→ **Action item**: Retype the records below word for word and omit any image.
[Given records]
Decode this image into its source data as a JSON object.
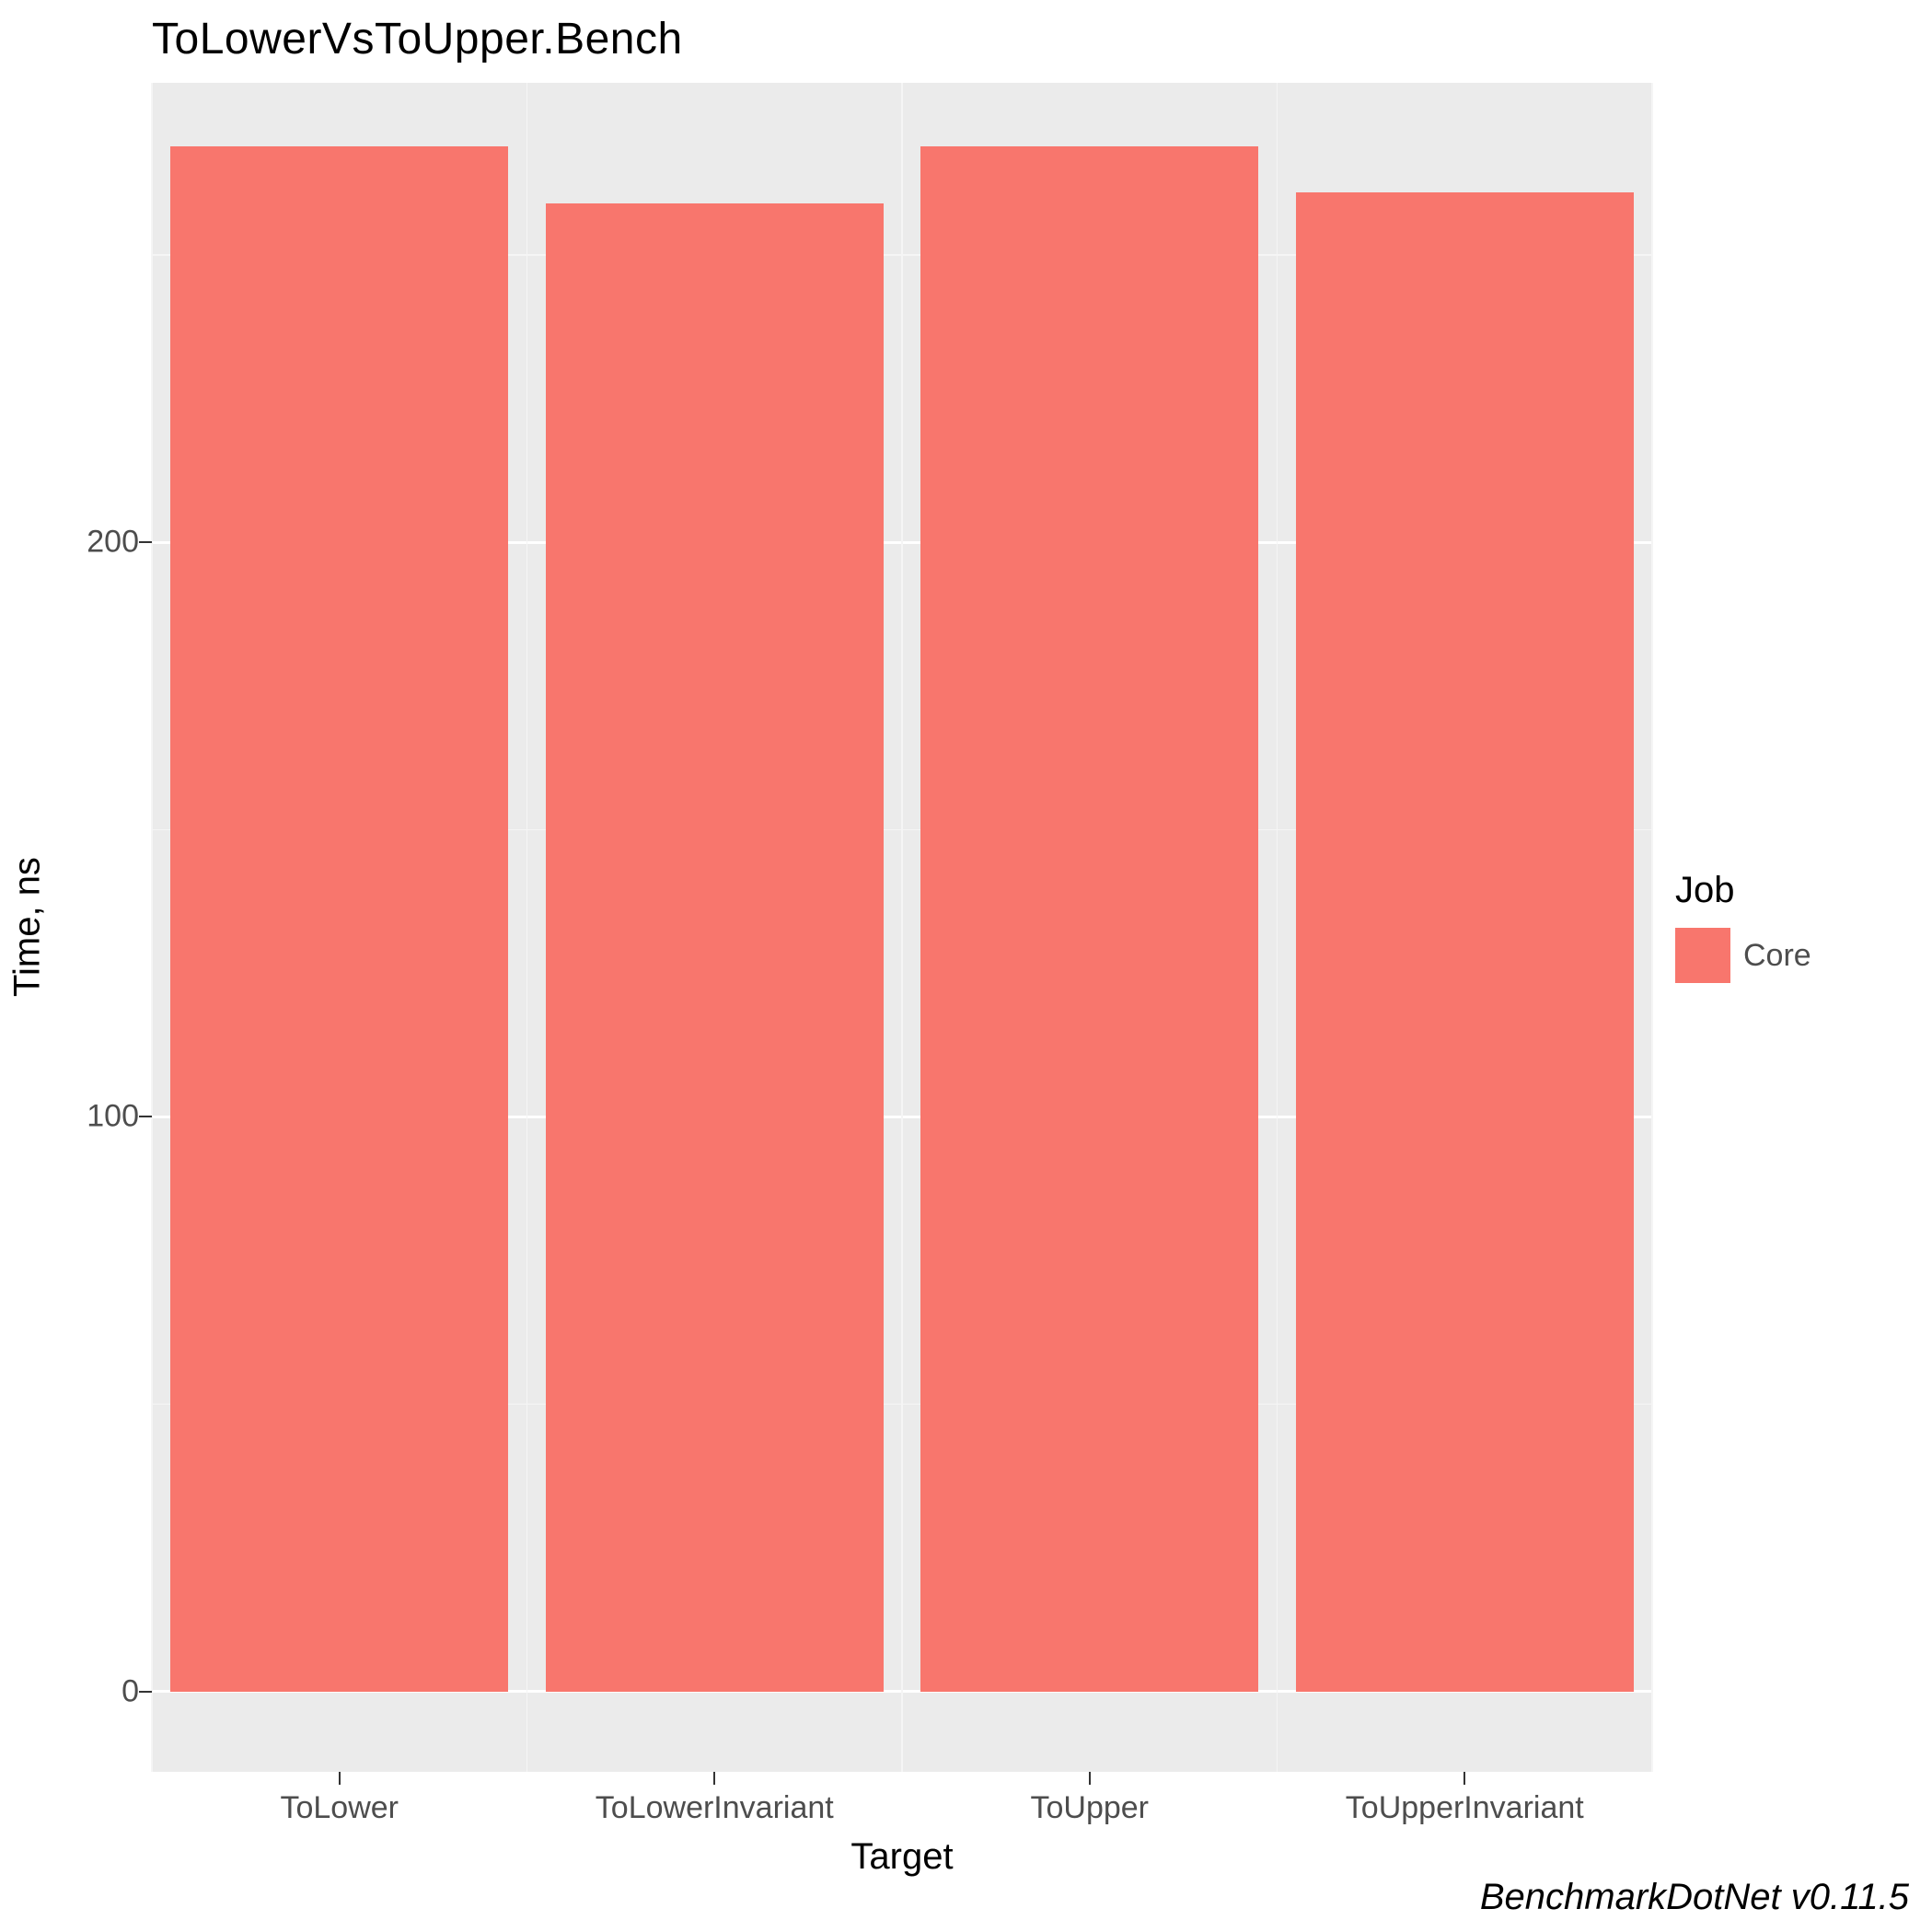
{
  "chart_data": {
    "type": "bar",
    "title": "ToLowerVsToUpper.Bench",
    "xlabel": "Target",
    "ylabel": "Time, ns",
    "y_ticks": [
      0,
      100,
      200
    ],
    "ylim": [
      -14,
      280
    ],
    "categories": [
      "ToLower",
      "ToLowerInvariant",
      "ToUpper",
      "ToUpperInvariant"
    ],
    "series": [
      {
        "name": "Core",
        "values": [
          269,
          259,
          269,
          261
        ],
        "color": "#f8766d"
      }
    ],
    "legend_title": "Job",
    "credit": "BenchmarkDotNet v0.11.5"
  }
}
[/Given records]
→ **Output**:
Decode this image into its source data as a JSON object.
{
  "chart_data": {
    "type": "bar",
    "title": "ToLowerVsToUpper.Bench",
    "xlabel": "Target",
    "ylabel": "Time, ns",
    "y_ticks": [
      0,
      100,
      200
    ],
    "ylim": [
      -14,
      280
    ],
    "categories": [
      "ToLower",
      "ToLowerInvariant",
      "ToUpper",
      "ToUpperInvariant"
    ],
    "series": [
      {
        "name": "Core",
        "values": [
          269,
          259,
          269,
          261
        ],
        "color": "#f8766d"
      }
    ],
    "legend_title": "Job",
    "credit": "BenchmarkDotNet v0.11.5"
  }
}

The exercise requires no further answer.